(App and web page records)
□ □ □ □

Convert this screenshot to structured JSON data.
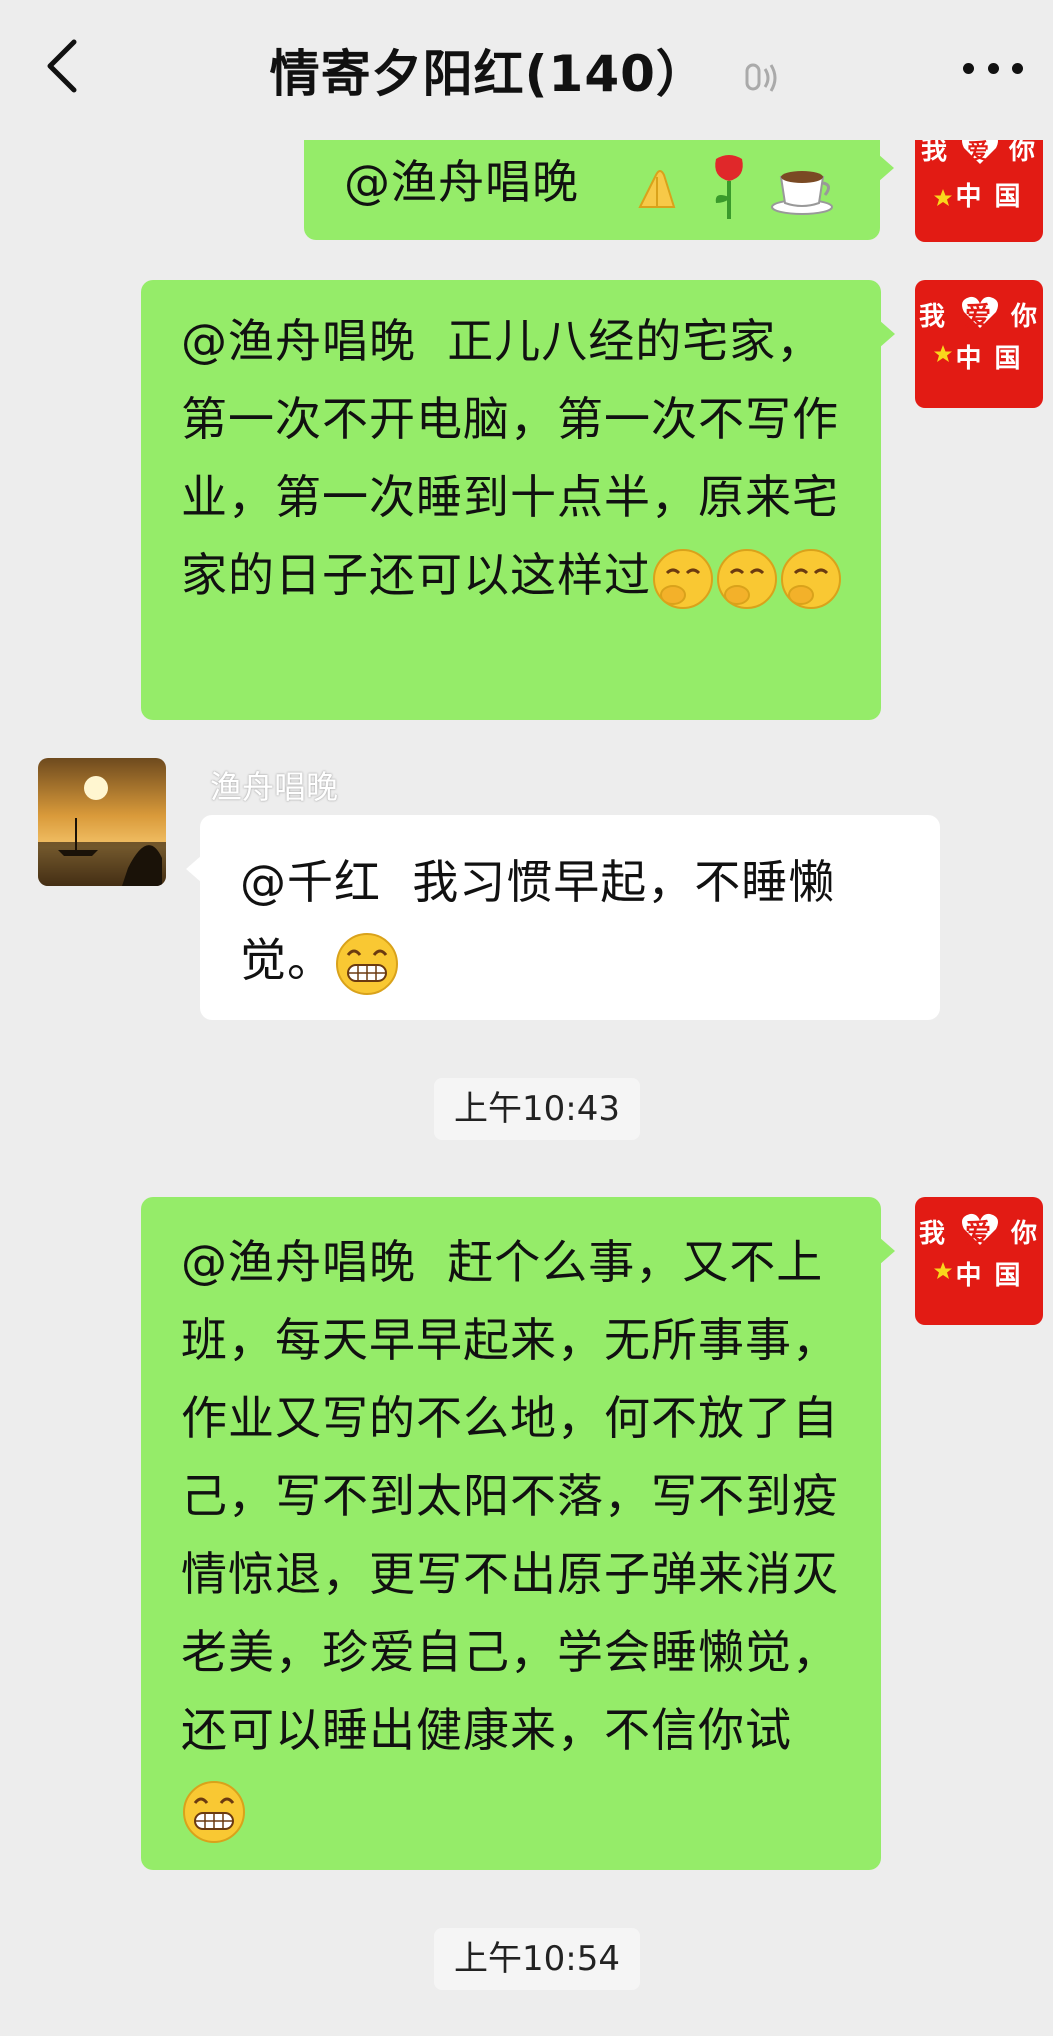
{
  "header": {
    "title": "情寄夕阳红(140）",
    "back_icon": "chevron-left-icon",
    "voice_icon": "ear-icon",
    "more_icon": "more-dots-icon"
  },
  "avatars": {
    "me": {
      "line1_left": "我",
      "line1_heart": "爱",
      "line1_right": "你",
      "line2": "中 国"
    }
  },
  "messages": [
    {
      "side": "right",
      "text": "@渔舟唱晚  ",
      "emojis": [
        "praying-hands-icon",
        "rose-icon",
        "coffee-icon"
      ]
    },
    {
      "side": "right",
      "text": "@渔舟唱晚  正儿八经的宅家，第一次不开电脑，第一次不写作业，第一次睡到十点半，原来宅家的日子还可以这样过",
      "emojis": [
        "giggle-icon",
        "giggle-icon",
        "giggle-icon"
      ]
    },
    {
      "side": "left",
      "sender": "渔舟唱晚",
      "text": "@千红  我习惯早起，不睡懒觉。",
      "emojis": [
        "grin-icon"
      ]
    },
    {
      "side": "right",
      "text": "@渔舟唱晚  赶个么事，又不上班，每天早早起来，无所事事，作业又写的不么地，何不放了自己，写不到太阳不落，写不到疫情惊退，更写不出原子弹来消灭老美，珍爱自己，学会睡懒觉，还可以睡出健康来，不信你试",
      "emojis": [
        "grin-icon"
      ]
    }
  ],
  "timestamps": [
    "上午10:43",
    "上午10:54"
  ],
  "colors": {
    "bubble_green": "#95ec69",
    "bubble_white": "#ffffff",
    "background": "#ededed",
    "avatar_red": "#e21b14"
  }
}
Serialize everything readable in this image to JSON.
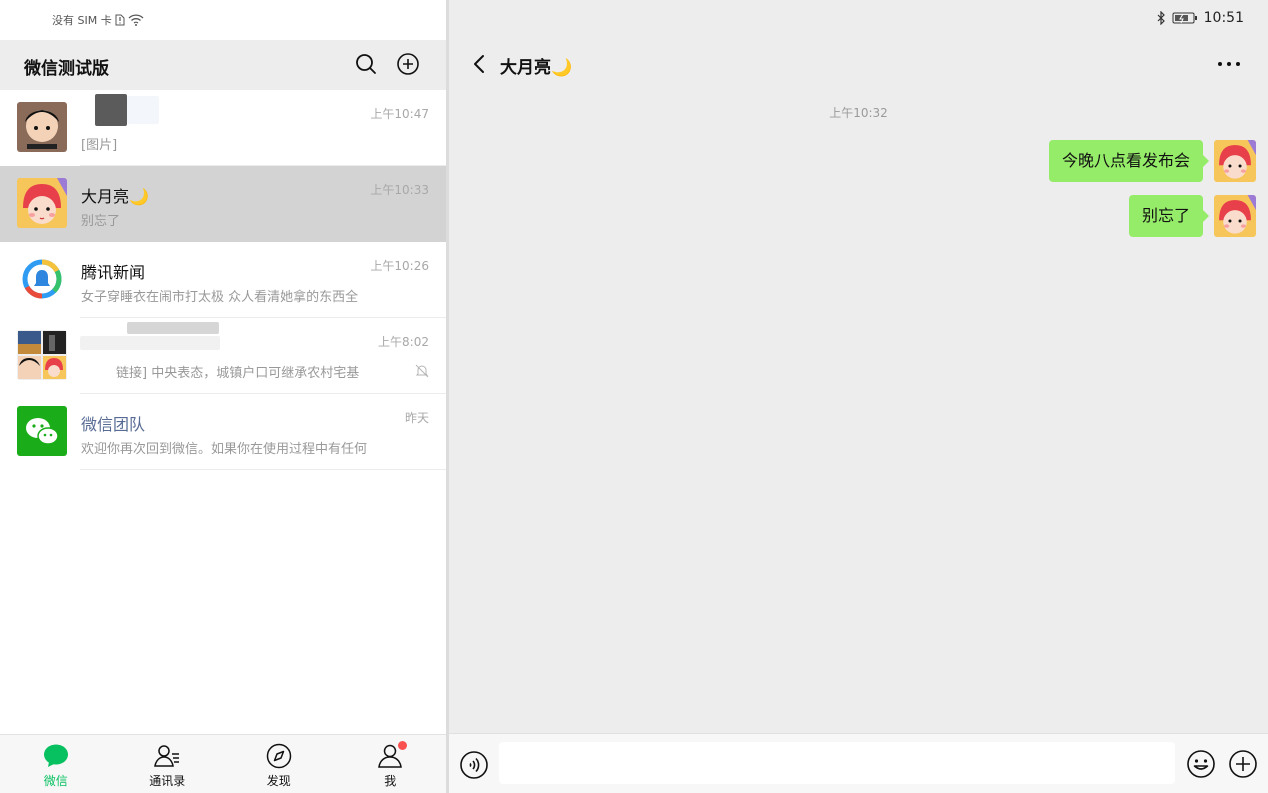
{
  "status_bar": {
    "carrier": "没有 SIM 卡",
    "time": "10:51"
  },
  "left_header": {
    "title": "微信测试版"
  },
  "conversations": [
    {
      "name": "",
      "preview": "[图片]",
      "time": "上午10:47",
      "blurred": true
    },
    {
      "name": "大月亮🌙",
      "preview": "别忘了",
      "time": "上午10:33",
      "active": true
    },
    {
      "name": "腾讯新闻",
      "preview": "女子穿睡衣在闹市打太极 众人看清她拿的东西全",
      "time": "上午10:26"
    },
    {
      "name": "",
      "preview": "链接] 中央表态，城镇户口可继承农村宅基",
      "time": "上午8:02",
      "muted": true,
      "blurred": true
    },
    {
      "name": "微信团队",
      "preview": "欢迎你再次回到微信。如果你在使用过程中有任何",
      "time": "昨天"
    }
  ],
  "tabbar": {
    "tabs": [
      {
        "label": "微信",
        "icon": "chat-bubble-icon",
        "active": true
      },
      {
        "label": "通讯录",
        "icon": "contacts-icon"
      },
      {
        "label": "发现",
        "icon": "compass-icon"
      },
      {
        "label": "我",
        "icon": "person-icon",
        "badge": true
      }
    ]
  },
  "chat": {
    "title": "大月亮🌙",
    "timestamp": "上午10:32",
    "messages": [
      {
        "text": "今晚八点看发布会",
        "sender": "self"
      },
      {
        "text": "别忘了",
        "sender": "self"
      }
    ],
    "input": {
      "value": "",
      "placeholder": ""
    }
  },
  "colors": {
    "accent": "#07c160",
    "bubble": "#95ec69",
    "badge": "#fa5151",
    "link_name": "#576b95"
  }
}
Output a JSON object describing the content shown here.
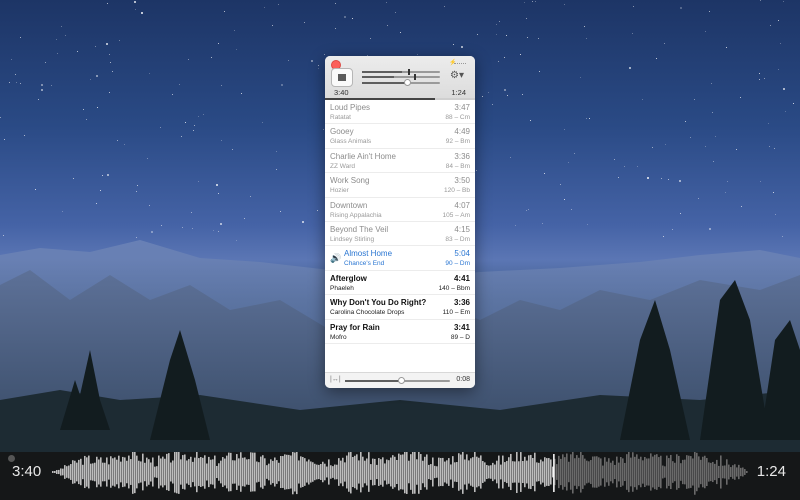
{
  "player": {
    "elapsed": "3:40",
    "remaining": "1:24",
    "track_progress": 0.73,
    "volume": 0.58,
    "settings_icon": "gear-icon",
    "stop_icon": "stop-icon"
  },
  "playlist": [
    {
      "title": "Loud Pipes",
      "artist": "Ratatat",
      "duration": "3:47",
      "key": "88 – Cm",
      "state": "played"
    },
    {
      "title": "Gooey",
      "artist": "Glass Animals",
      "duration": "4:49",
      "key": "92 – Bm",
      "state": "played"
    },
    {
      "title": "Charlie Ain't Home",
      "artist": "ZZ Ward",
      "duration": "3:36",
      "key": "84 – Bm",
      "state": "played"
    },
    {
      "title": "Work Song",
      "artist": "Hozier",
      "duration": "3:50",
      "key": "120 – Bb",
      "state": "played"
    },
    {
      "title": "Downtown",
      "artist": "Rising Appalachia",
      "duration": "4:07",
      "key": "105 – Am",
      "state": "played"
    },
    {
      "title": "Beyond The Veil",
      "artist": "Lindsey Stirling",
      "duration": "4:15",
      "key": "83 – Dm",
      "state": "played"
    },
    {
      "title": "Almost Home",
      "artist": "Chance's End",
      "duration": "5:04",
      "key": "90 – Dm",
      "state": "current"
    },
    {
      "title": "Afterglow",
      "artist": "Phaeleh",
      "duration": "4:41",
      "key": "140 – Bbm",
      "state": "upcoming"
    },
    {
      "title": "Why Don't You Do Right?",
      "artist": "Carolina Chocolate Drops",
      "duration": "3:36",
      "key": "110 – Em",
      "state": "upcoming"
    },
    {
      "title": "Pray for Rain",
      "artist": "Mofro",
      "duration": "3:41",
      "key": "89 – D",
      "state": "upcoming"
    }
  ],
  "bottom": {
    "crossfade": "0:08",
    "crossfade_level": 0.53,
    "fit_icon": "fit-width-icon"
  },
  "waveform": {
    "elapsed": "3:40",
    "remaining": "1:24",
    "progress": 0.72
  },
  "colors": {
    "accent": "#2a76d2",
    "close": "#fc605b"
  }
}
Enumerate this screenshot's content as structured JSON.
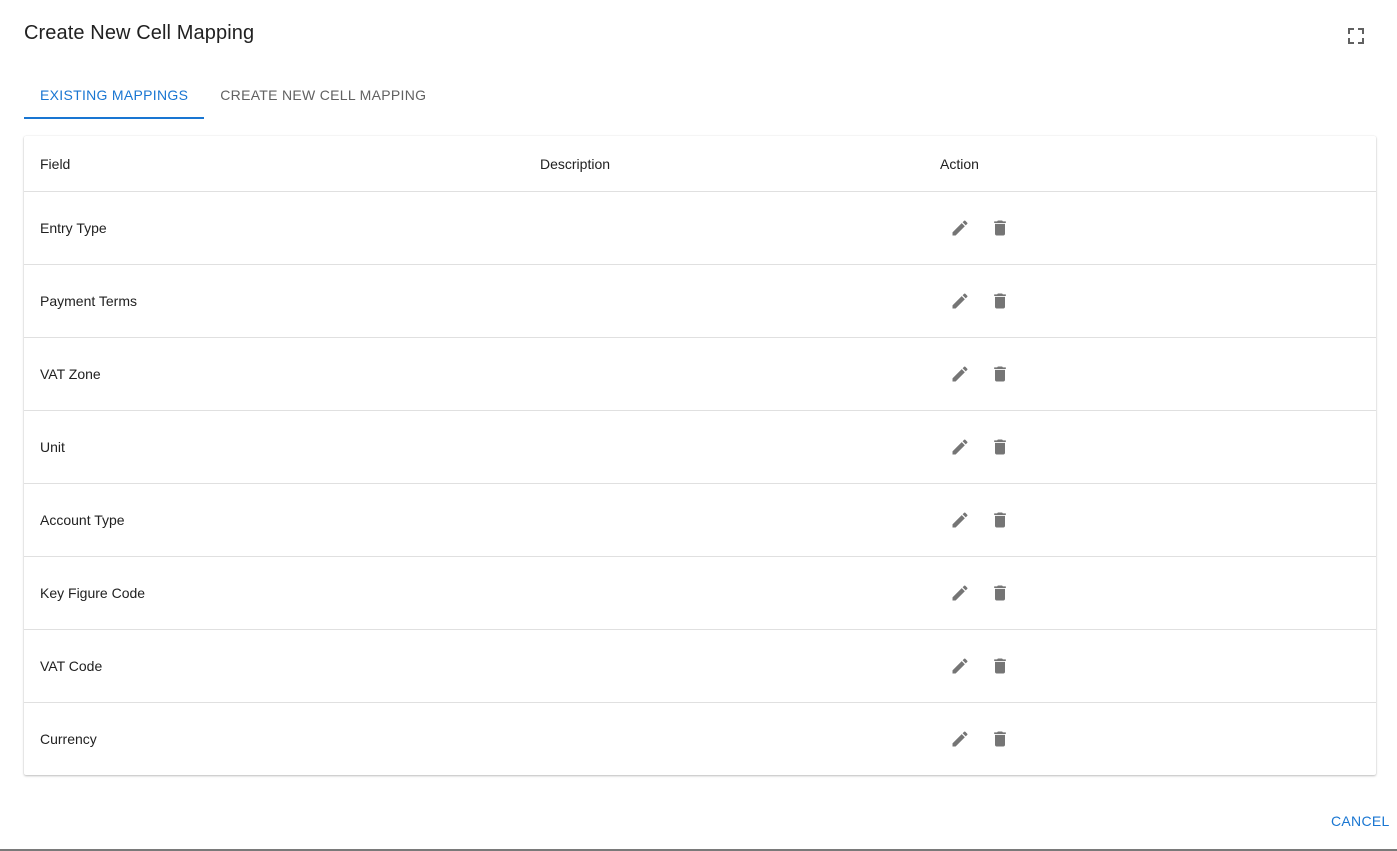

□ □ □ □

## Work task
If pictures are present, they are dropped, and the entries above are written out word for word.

## Solved problem
Convert this screenshot to structured JSON data.
{
  "header": {
    "title": "情寄夕阳红(140）",
    "back_icon": "chevron-left-icon",
    "voice_icon": "ear-icon",
    "more_icon": "more-dots-icon"
  },
  "avatars": {
    "me": {
      "line1_left": "我",
      "line1_heart": "爱",
      "line1_right": "你",
      "line2": "中 国"
    }
  },
  "messages": [
    {
      "side": "right",
      "text": "@渔舟唱晚  ",
      "emojis": [
        "praying-hands-icon",
        "rose-icon",
        "coffee-icon"
      ]
    },
    {
      "side": "right",
      "text": "@渔舟唱晚  正儿八经的宅家，第一次不开电脑，第一次不写作业，第一次睡到十点半，原来宅家的日子还可以这样过",
      "emojis": [
        "giggle-icon",
        "giggle-icon",
        "giggle-icon"
      ]
    },
    {
      "side": "left",
      "sender": "渔舟唱晚",
      "text": "@千红  我习惯早起，不睡懒觉。",
      "emojis": [
        "grin-icon"
      ]
    },
    {
      "side": "right",
      "text": "@渔舟唱晚  赶个么事，又不上班，每天早早起来，无所事事，作业又写的不么地，何不放了自己，写不到太阳不落，写不到疫情惊退，更写不出原子弹来消灭老美，珍爱自己，学会睡懒觉，还可以睡出健康来，不信你试",
      "emojis": [
        "grin-icon"
      ]
    }
  ],
  "timestamps": [
    "上午10:43",
    "上午10:54"
  ],
  "colors": {
    "bubble_green": "#95ec69",
    "bubble_white": "#ffffff",
    "background": "#ededed",
    "avatar_red": "#e21b14"
  }
}
Serialize everything readable in this image to JSON.
{
  "status_bar": {
    "carrier": "没有 SIM 卡",
    "time": "10:51"
  },
  "left_header": {
    "title": "微信测试版"
  },
  "conversations": [
    {
      "name": "",
      "preview": "[图片]",
      "time": "上午10:47",
      "blurred": true
    },
    {
      "name": "大月亮🌙",
      "preview": "别忘了",
      "time": "上午10:33",
      "active": true
    },
    {
      "name": "腾讯新闻",
      "preview": "女子穿睡衣在闹市打太极 众人看清她拿的东西全",
      "time": "上午10:26"
    },
    {
      "name": "",
      "preview": "链接] 中央表态，城镇户口可继承农村宅基",
      "time": "上午8:02",
      "muted": true,
      "blurred": true
    },
    {
      "name": "微信团队",
      "preview": "欢迎你再次回到微信。如果你在使用过程中有任何",
      "time": "昨天"
    }
  ],
  "tabbar": {
    "tabs": [
      {
        "label": "微信",
        "icon": "chat-bubble-icon",
        "active": true
      },
      {
        "label": "通讯录",
        "icon": "contacts-icon"
      },
      {
        "label": "发现",
        "icon": "compass-icon"
      },
      {
        "label": "我",
        "icon": "person-icon",
        "badge": true
      }
    ]
  },
  "chat": {
    "title": "大月亮🌙",
    "timestamp": "上午10:32",
    "messages": [
      {
        "text": "今晚八点看发布会",
        "sender": "self"
      },
      {
        "text": "别忘了",
        "sender": "self"
      }
    ],
    "input": {
      "value": "",
      "placeholder": ""
    }
  },
  "colors": {
    "accent": "#07c160",
    "bubble": "#95ec69",
    "badge": "#fa5151",
    "link_name": "#576b95"
  }
}
Output a JSON object describing the content shown here.
{
  "player": {
    "elapsed": "3:40",
    "remaining": "1:24",
    "track_progress": 0.73,
    "volume": 0.58,
    "settings_icon": "gear-icon",
    "stop_icon": "stop-icon"
  },
  "playlist": [
    {
      "title": "Loud Pipes",
      "artist": "Ratatat",
      "duration": "3:47",
      "key": "88 – Cm",
      "state": "played"
    },
    {
      "title": "Gooey",
      "artist": "Glass Animals",
      "duration": "4:49",
      "key": "92 – Bm",
      "state": "played"
    },
    {
      "title": "Charlie Ain't Home",
      "artist": "ZZ Ward",
      "duration": "3:36",
      "key": "84 – Bm",
      "state": "played"
    },
    {
      "title": "Work Song",
      "artist": "Hozier",
      "duration": "3:50",
      "key": "120 – Bb",
      "state": "played"
    },
    {
      "title": "Downtown",
      "artist": "Rising Appalachia",
      "duration": "4:07",
      "key": "105 – Am",
      "state": "played"
    },
    {
      "title": "Beyond The Veil",
      "artist": "Lindsey Stirling",
      "duration": "4:15",
      "key": "83 – Dm",
      "state": "played"
    },
    {
      "title": "Almost Home",
      "artist": "Chance's End",
      "duration": "5:04",
      "key": "90 – Dm",
      "state": "current"
    },
    {
      "title": "Afterglow",
      "artist": "Phaeleh",
      "duration": "4:41",
      "key": "140 – Bbm",
      "state": "upcoming"
    },
    {
      "title": "Why Don't You Do Right?",
      "artist": "Carolina Chocolate Drops",
      "duration": "3:36",
      "key": "110 – Em",
      "state": "upcoming"
    },
    {
      "title": "Pray for Rain",
      "artist": "Mofro",
      "duration": "3:41",
      "key": "89 – D",
      "state": "upcoming"
    }
  ],
  "bottom": {
    "crossfade": "0:08",
    "crossfade_level": 0.53,
    "fit_icon": "fit-width-icon"
  },
  "waveform": {
    "elapsed": "3:40",
    "remaining": "1:24",
    "progress": 0.72
  },
  "colors": {
    "accent": "#2a76d2",
    "close": "#fc605b"
  }
}
Enumerate this screenshot's content as structured JSON.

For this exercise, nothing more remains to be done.